_What to do_: The word "shortcut" marks the lines to keep; find each one in the data and copy it.

START Entries shown

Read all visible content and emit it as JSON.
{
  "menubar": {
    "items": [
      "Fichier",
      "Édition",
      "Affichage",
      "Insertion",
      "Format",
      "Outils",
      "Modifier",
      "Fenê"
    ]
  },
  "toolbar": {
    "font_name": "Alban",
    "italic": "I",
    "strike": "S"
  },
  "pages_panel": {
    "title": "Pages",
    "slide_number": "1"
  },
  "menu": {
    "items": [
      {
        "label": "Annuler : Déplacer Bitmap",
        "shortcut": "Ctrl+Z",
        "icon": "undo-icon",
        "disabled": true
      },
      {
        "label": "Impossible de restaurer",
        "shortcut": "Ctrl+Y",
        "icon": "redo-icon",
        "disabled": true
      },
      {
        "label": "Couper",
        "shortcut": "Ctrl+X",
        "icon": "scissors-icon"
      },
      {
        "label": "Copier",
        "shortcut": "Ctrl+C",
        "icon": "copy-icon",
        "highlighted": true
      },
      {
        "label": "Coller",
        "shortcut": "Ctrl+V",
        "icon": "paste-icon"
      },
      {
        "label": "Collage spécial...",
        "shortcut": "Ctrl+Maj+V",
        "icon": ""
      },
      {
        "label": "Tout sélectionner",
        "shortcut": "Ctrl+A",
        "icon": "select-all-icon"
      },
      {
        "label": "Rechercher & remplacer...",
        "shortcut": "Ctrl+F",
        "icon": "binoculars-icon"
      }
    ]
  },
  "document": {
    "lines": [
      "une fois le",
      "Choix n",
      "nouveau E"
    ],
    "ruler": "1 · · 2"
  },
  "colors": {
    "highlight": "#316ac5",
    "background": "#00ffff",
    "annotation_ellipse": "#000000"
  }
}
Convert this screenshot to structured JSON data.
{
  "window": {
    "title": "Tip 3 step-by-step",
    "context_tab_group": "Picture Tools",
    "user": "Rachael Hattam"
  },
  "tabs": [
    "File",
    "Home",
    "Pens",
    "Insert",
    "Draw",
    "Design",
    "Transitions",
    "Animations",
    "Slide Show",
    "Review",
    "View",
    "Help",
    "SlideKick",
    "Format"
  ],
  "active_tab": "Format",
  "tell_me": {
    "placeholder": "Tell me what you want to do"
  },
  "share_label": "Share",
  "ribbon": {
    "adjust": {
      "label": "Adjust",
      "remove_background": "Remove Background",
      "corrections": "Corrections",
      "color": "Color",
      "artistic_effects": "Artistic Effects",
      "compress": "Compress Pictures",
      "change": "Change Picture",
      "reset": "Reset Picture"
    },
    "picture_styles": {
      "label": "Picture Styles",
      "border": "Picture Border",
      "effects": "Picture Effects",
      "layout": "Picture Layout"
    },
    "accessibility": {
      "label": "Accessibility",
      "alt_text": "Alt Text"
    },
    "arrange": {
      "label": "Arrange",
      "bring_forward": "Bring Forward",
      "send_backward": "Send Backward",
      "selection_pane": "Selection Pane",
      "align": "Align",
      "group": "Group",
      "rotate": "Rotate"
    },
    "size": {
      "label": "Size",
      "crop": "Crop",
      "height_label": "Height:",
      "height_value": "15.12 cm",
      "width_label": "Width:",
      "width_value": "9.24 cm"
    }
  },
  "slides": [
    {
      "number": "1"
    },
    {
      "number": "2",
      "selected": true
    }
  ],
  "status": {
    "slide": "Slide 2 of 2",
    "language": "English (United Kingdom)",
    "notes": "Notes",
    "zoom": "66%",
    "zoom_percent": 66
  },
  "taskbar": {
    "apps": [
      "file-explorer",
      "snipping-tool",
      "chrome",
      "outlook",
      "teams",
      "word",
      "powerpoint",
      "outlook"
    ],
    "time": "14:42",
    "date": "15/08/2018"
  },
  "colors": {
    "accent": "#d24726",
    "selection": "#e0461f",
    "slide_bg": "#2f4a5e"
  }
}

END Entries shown

_Solution for this exercise_:
        "shortcut": "Ctrl+Z",
        "shortcut": "Ctrl+Y",
        "shortcut": "Ctrl+X",
        "shortcut": "Ctrl+C",
        "shortcut": "Ctrl+V",
        "shortcut": "Ctrl+Maj+V",
        "shortcut": "Ctrl+A",
        "shortcut": "Ctrl+F",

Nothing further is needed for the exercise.